Frosty air, frigid water can’t spoil Pennsylvania trout opener
For those trout anglers who complained the first day of the season in Pennsylvania lacked the overall high-catch rate they associate with the season’s start due to cold weather and water, they’re simply missing the real spirit and blessing this opening day provided.
My own trout season opener began with a late Friday morning trip to camp in the heart of Tioga County. There are numerous stocked streams within relatively quick reach near camp, but I was planning on only one place to start the season, and that was the Big Pine Creek.
I love this wide stream, especially when it turns from its parallel run along Route 6 and heads into the heart of Pennsylvania’s Grand Canyon. With such an abundance of flowing water, it is never over fished. Early season may experience many anglers at a couple of easy-to-reach spots, but generally, just about any area fishermen are willing to do some walking and bike riding to reach will have trout without human company.
When insect hatches begin with warming water, fly-fishing the top flow of the big stream and witnessing a trout taking a hand-tied imitation at the end of your leader is both exciting and rewarding.
The opening Saturday morning had the temperature at 18 degrees on the outside camp thermometer. Local weather forecasters had the “real feel” at 6 degrees. No debating a chilly start awaited anglers.
I waited an hour after the opening minute before heading to a place I often fish. The stretch I walk a few hundred yards to reach was empty, but a bridge crossing the stream on the road I traveled to get there, and above my fishing spot, had a couple anglers casting into the water, assuring me that the stocking truck had at one point stopped to “dump” some trout.
The water was cold. On the opposite bank, large ice sickles held their place above the moving water, frozen in place and not yet ready to drop into the stream when warm temps eventually come.
An hour and a half of casting and dragging big, black wWooly Buggers, weighted Hare’s Ears and Pheasant Tails produced not a single strike. I returned to camp.
In the afternoon I was back, this time with a spinning rod using minnow imitations. No luck over a two-hour period. I spoke with a couple of young anglers who had one fish between them. They complained of the poor fishing, one of them blaming the Fish & Boat Commission for starting the season too soon. Always someone’s fault when things don’t work out right.
Late Sunday morning was a bit warmer, and the trout more cooperative with minnow imitations. I kept a pair of rainbows for a camp lunch, tasting this delicious fish for the first time since last spring.
I ran into more anglers when I was leaving the water. Some complained about the cold weather and poor fishing, others accepted the conditions but wished it was warmer. I left their comments slide past without commenting, but I knew in my own mind what they failed to understand.
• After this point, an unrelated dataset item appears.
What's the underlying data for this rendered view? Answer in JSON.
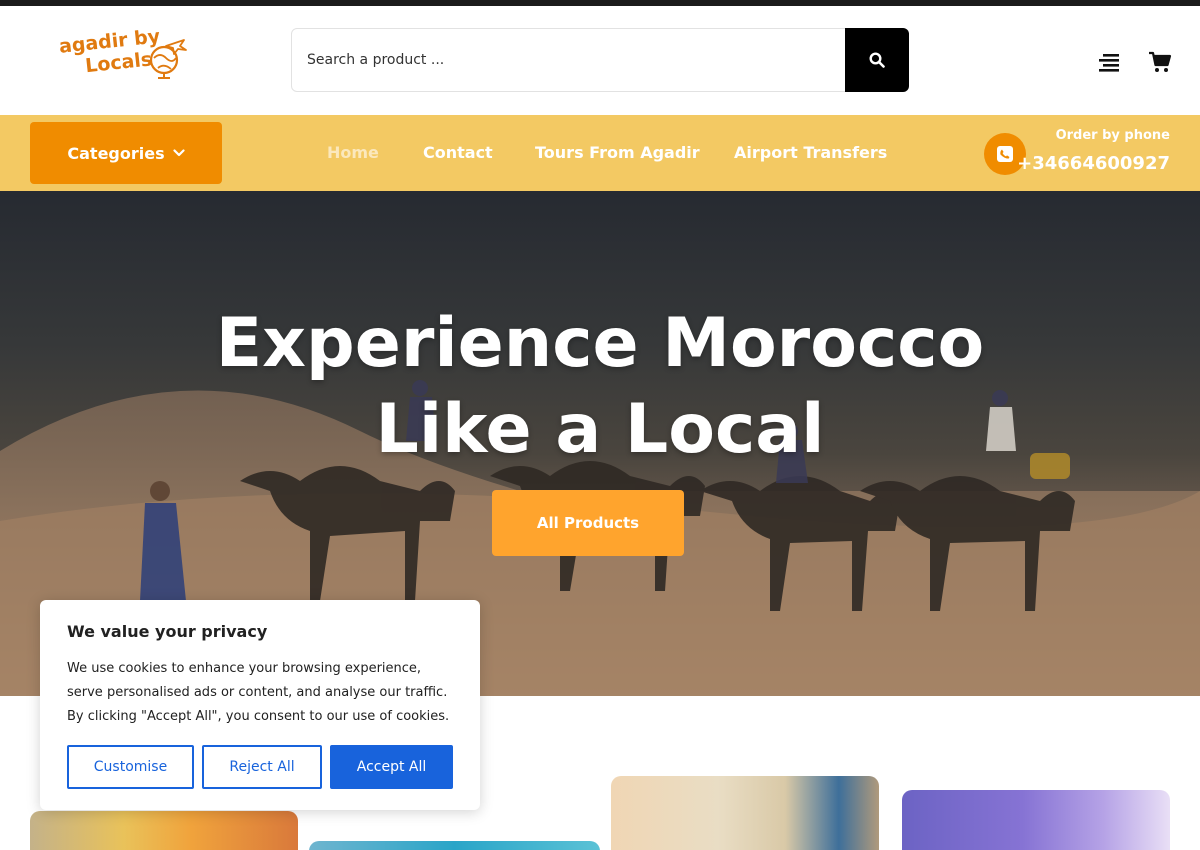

We had just gone through a year no one could ever foresee. We had experienced hardships no one currently alive had ever experienced, and all of us are still caught in a place in time we hope will pass us by, never to return. But this opening of trout fishing, similar at least to openers in years past, offers hope and promise that the world is finally starting to move on in a normal fashion.
For me, cold weather and cold water with little fishing action cannot amend or change that sentiment.